Son of heaven by David Wingrove
#1 in the Chung Kuoseries
A thin layer of mist wreathed the meadows all the way to reeds that traced the meandering path of the river.
It is the year 2064, twenty years or so since The Collapse, which saw society almost wiped out. People are living subsistence lives. In England Jake has learned to get by without technology, and his son, Peter, never knew of such things as the internet or even radio. But during the collapse those who survived learned quickly not to trust strangers. And now there are reports or refugees and bandits on the move. No one knows why, but prices are on the rise, as are tensions.
This is the first book in a series of twnety, but from what little I’ve read about the series, this is one of the latest books to be written. Originally the
series, which first made an appearance in the 1980s , was only 8 books or so. But this re-imagining, or re-marketing, has seen the expansion and exploration of this world.
I didn’t like it. In fact, I was tempted not to finish the book at all. But then I wouldn’t have allowed myself to give out about it. So I persevered.
First of all the plot is quite slow. Which is understandable in a story that will span 20 books, and maybe for people who have read the original series this is a fascinating look at the ‘verse’s origins. But to me, it was boring. And I didn’t like any of the characters. Although to use the word any is to go too far. We only ever really get to know Jake, and later on, maybe a little bit of Jiang Lei. And Jake comes across as a racist sexist pig. Or at least that is my reading of him.
Not one woman has a character of her own. They all seem to exist only as attachments to their menfolk. And the way Jake takes away any decision-making ability of any of them by not telling them what is going on is just astounding. I wanted to slap him. This whole not telling people the truth because it’d only hurt them, or worry them? Well, finding out the truth the hard way is never fun either is it.
My claims of racism may be me reading too much into the use of the word “oriental” when describing a face. But it is hard for me to see that word used without thinking of all the negative connotations. It calls to mind the “othering” of all those various cultures into one lump of “not us-ness”. And when your next word is “brutal”, well I think you can see my point.

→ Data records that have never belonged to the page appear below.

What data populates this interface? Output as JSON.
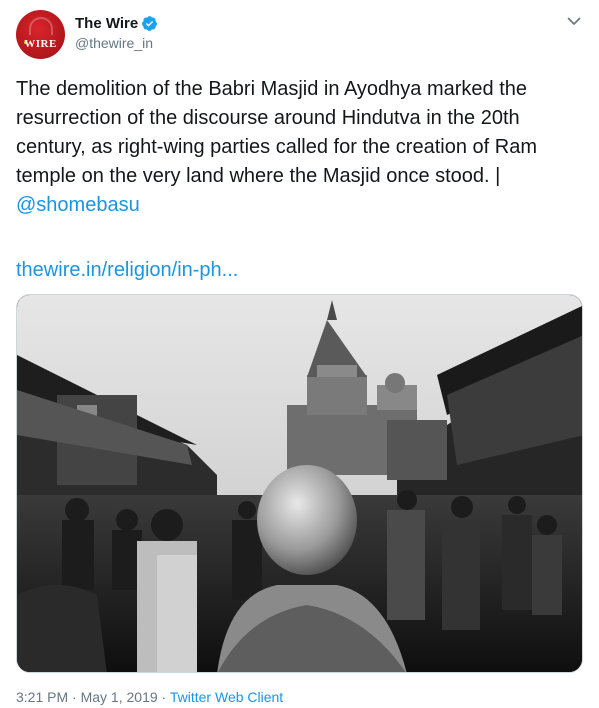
{
  "account": {
    "display_name": "The Wire",
    "handle": "@thewire_in",
    "avatar_text": "WIRE",
    "verified": true
  },
  "tweet": {
    "text": "The demolition of the Babri Masjid in Ayodhya marked the resurrection of the discourse around Hindutva in the 20th century, as right-wing parties called for the creation of Ram temple on the very land where the Masjid once stood. | ",
    "mention": "@shomebasu",
    "link": "thewire.in/religion/in-ph..."
  },
  "meta": {
    "time": "3:21 PM",
    "separator": " · ",
    "date": "May 1, 2019",
    "client": "Twitter Web Client"
  },
  "colors": {
    "accent": "#1b95e0",
    "brand_red": "#c8191f",
    "secondary_text": "#657786"
  }
}
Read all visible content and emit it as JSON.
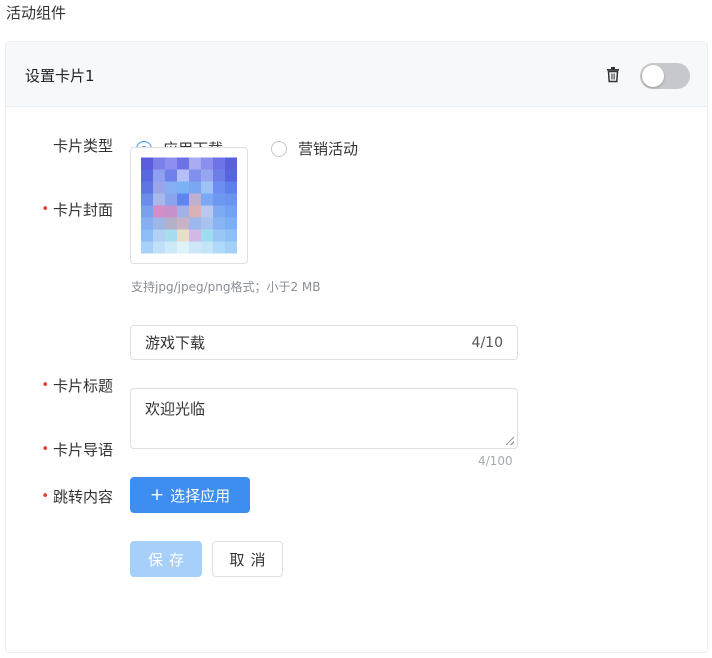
{
  "section_title": "活动组件",
  "card": {
    "title": "设置卡片1",
    "toggle_on": false
  },
  "form": {
    "card_type": {
      "label": "卡片类型",
      "options": [
        {
          "label": "应用下载",
          "checked": true
        },
        {
          "label": "营销活动",
          "checked": false
        }
      ]
    },
    "cover": {
      "label": "卡片封面",
      "required": true,
      "hint": "支持jpg/jpeg/png格式；小于2 MB"
    },
    "title_field": {
      "label": "卡片标题",
      "required": true,
      "value": "游戏下载",
      "count": "4/10"
    },
    "guide_field": {
      "label": "卡片导语",
      "required": true,
      "value": "欢迎光临",
      "count": "4/100"
    },
    "jump": {
      "label": "跳转内容",
      "required": true,
      "button_label": "选择应用"
    }
  },
  "actions": {
    "save_label": "保存",
    "cancel_label": "取消"
  },
  "colors": {
    "primary": "#3d8ef0",
    "primary_disabled": "#a6d0fa",
    "required": "#e43d33"
  }
}
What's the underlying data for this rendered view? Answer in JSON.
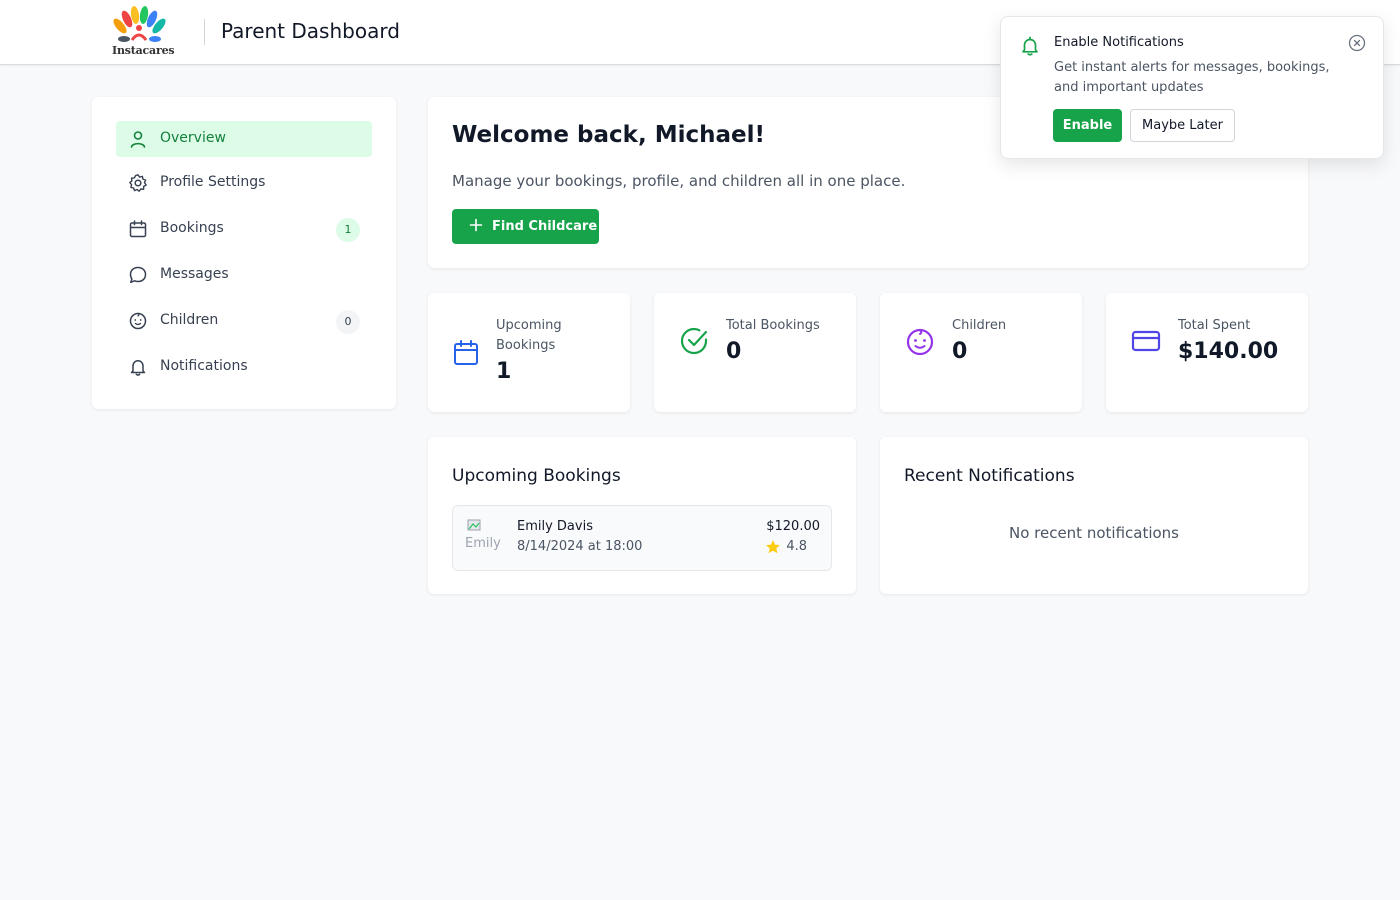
{
  "header": {
    "logo_text": "Instacares",
    "title": "Parent Dashboard"
  },
  "sidebar": {
    "items": [
      {
        "label": "Overview",
        "icon": "user-icon",
        "active": true
      },
      {
        "label": "Profile Settings",
        "icon": "gear-icon"
      },
      {
        "label": "Bookings",
        "icon": "calendar-icon",
        "badge": "1"
      },
      {
        "label": "Messages",
        "icon": "chat-bubble-icon"
      },
      {
        "label": "Children",
        "icon": "baby-face-icon",
        "badge": "0"
      },
      {
        "label": "Notifications",
        "icon": "bell-icon"
      }
    ]
  },
  "welcome": {
    "title": "Welcome back, Michael!",
    "subtitle": "Manage your bookings, profile, and children all in one place.",
    "button_label": "Find Childcare"
  },
  "stats": [
    {
      "label_line1": "Upcoming",
      "label_line2": "Bookings",
      "value": "1",
      "icon": "calendar-icon",
      "color": "#2563eb"
    },
    {
      "label": "Total Bookings",
      "value": "0",
      "icon": "check-circle-icon",
      "color": "#16a34a"
    },
    {
      "label": "Children",
      "value": "0",
      "icon": "baby-face-icon",
      "color": "#9333ea"
    },
    {
      "label": "Total Spent",
      "value": "$140.00",
      "icon": "credit-card-icon",
      "color": "#4f46e5"
    }
  ],
  "upcoming": {
    "title": "Upcoming Bookings",
    "bookings": [
      {
        "avatar_alt": "Emily",
        "name": "Emily Davis",
        "date": "8/14/2024 at 18:00",
        "price": "$120.00",
        "rating": "4.8"
      }
    ]
  },
  "recent": {
    "title": "Recent Notifications",
    "empty": "No recent notifications"
  },
  "popup": {
    "title": "Enable Notifications",
    "description": "Get instant alerts for messages, bookings, and important updates",
    "enable_label": "Enable",
    "later_label": "Maybe Later"
  },
  "colors": {
    "brand_green": "#16a34a",
    "active_bg": "#dcfce7"
  }
}
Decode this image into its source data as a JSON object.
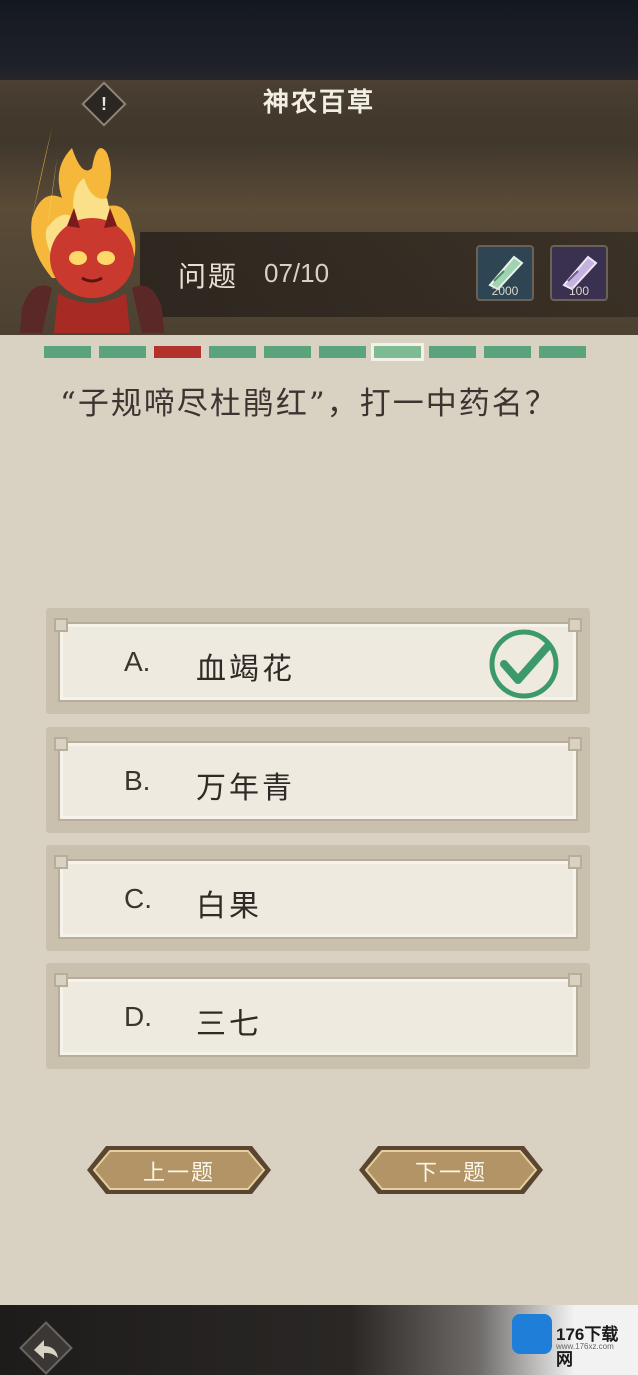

As you may have guessed I won’t be reading any further in this series.